It’ll also help you develop personal finance management skills that’ll help you build and maintain a high credit score.
- Keeps you from being a victim of identity theft
With the high rise of fraud and identity theft, it’s easy for your account to fall into the hands of such criminals.
By regularly monitoring your reports, you’ll quickly identify when someone is using your name to take loans that you hardly know about.
Such knowledge will help you take measures against such vice and enables you to protect your accounts.
- It’s usually the first step in repairing your credit
Credit repair takes time. And you’ll have to check your credit reports regularly during the process.
If you notice the information in your credit reports is inaccurate, you have a right to dispute it with the credit bureaus and have the negative information removed from your reports.
You’ll have to produce documents that support your claims before the credit bureaus act on your inquiry.
Accounts on your credit report and what they indicate
All your accounts will appear on the credit information part of your credit report.
Usually, your credit report contains four sections: public record information, personal information, credit inquiries, and credit information.
The credit information section will detail all accounts in good standing. It contains details of the type of account, your account status whether it’s an open account or a closed account, your last payment, your credit limit, account balance, and whether it was an individual or a co-signed loan. Verify all these information and make sure it’s accurate and indeed yours.
Here are some accounts you’ll likely find in the credit information section:
- Adverse/negative accounts
If you were late in paying your bills, defaulted on payments, had your details forwarded to collection agencies or have large outstanding balances, it’ll show on your reports.
You may be consistent in paying your credit and bills, but even one late payment could still cause you to have an adverse account in your reports.
If you are sure and can support your claims that these accounts are inaccurate, you can dispute it with the three credit reporting bureaus.
However, if the information is indeed correct, they’ll be removed from your credit reports after 7 years.
- Accounts in good standing
It shows all the accounts fully paid on time
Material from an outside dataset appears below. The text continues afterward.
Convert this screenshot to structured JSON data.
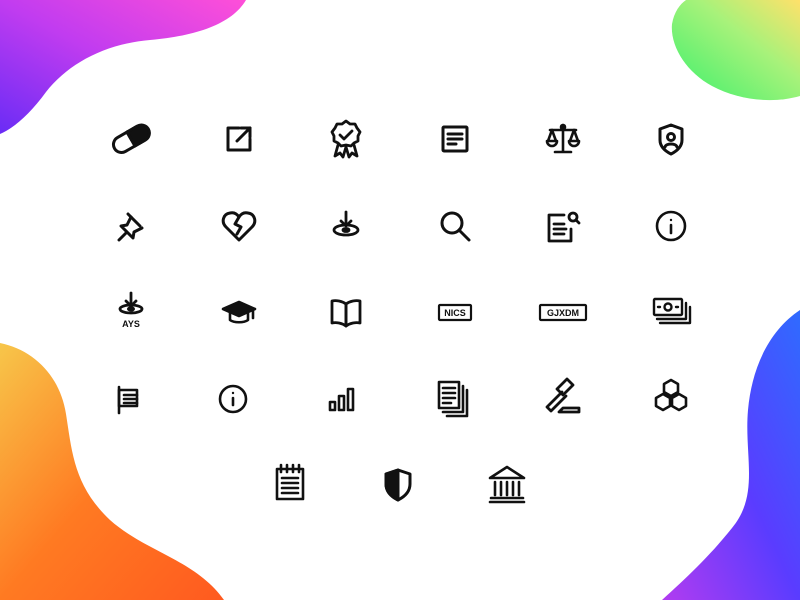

In this section you’ll likely come across terms like charge off, payment after charge off.
Charge-off means the lender forwarded your details to collections agencies and gave up on trying to get you to pay your debts. They, therefore, decided to treat your debt as a loss.
If you pay after the charge off, it’ll indicate as payment after charge off, and this remark will stay in your reports for 7 years.
- Collection accounts
If your lender contracted a third party company to get you to pay your loan, it will show on your credit report, and is likely to stay there for 7 years.
- Open accounts
These are accounts that you are expected to pay their balances in full each month. A good example would be a utility company. You’ll rarely see these kinds of accounts on your credit reports.
- Installment accounts
These are loan accounts with a fixed monthly installment paid over a set period.
Examples are student loans, personal loans, and mortgages.
- Revolving accounts
These are accounts that you don’t have to pay in full each month. You can choose to revolve payment and pay interest on the revolved amount.
They are like credit cards or home equity lines of credit.
Your credit report is an important element that affects all areas of your life.
You don’t have to wait until that critical moment when you are shopping for a mortgage to check your credit reports.
To avoid the high interest loans, and get better credit deals, make sure your credit scores are above par.
By checking your credit reports regularly, you’ll quickly know which accounts on your credit report are accurate and which ones need repair.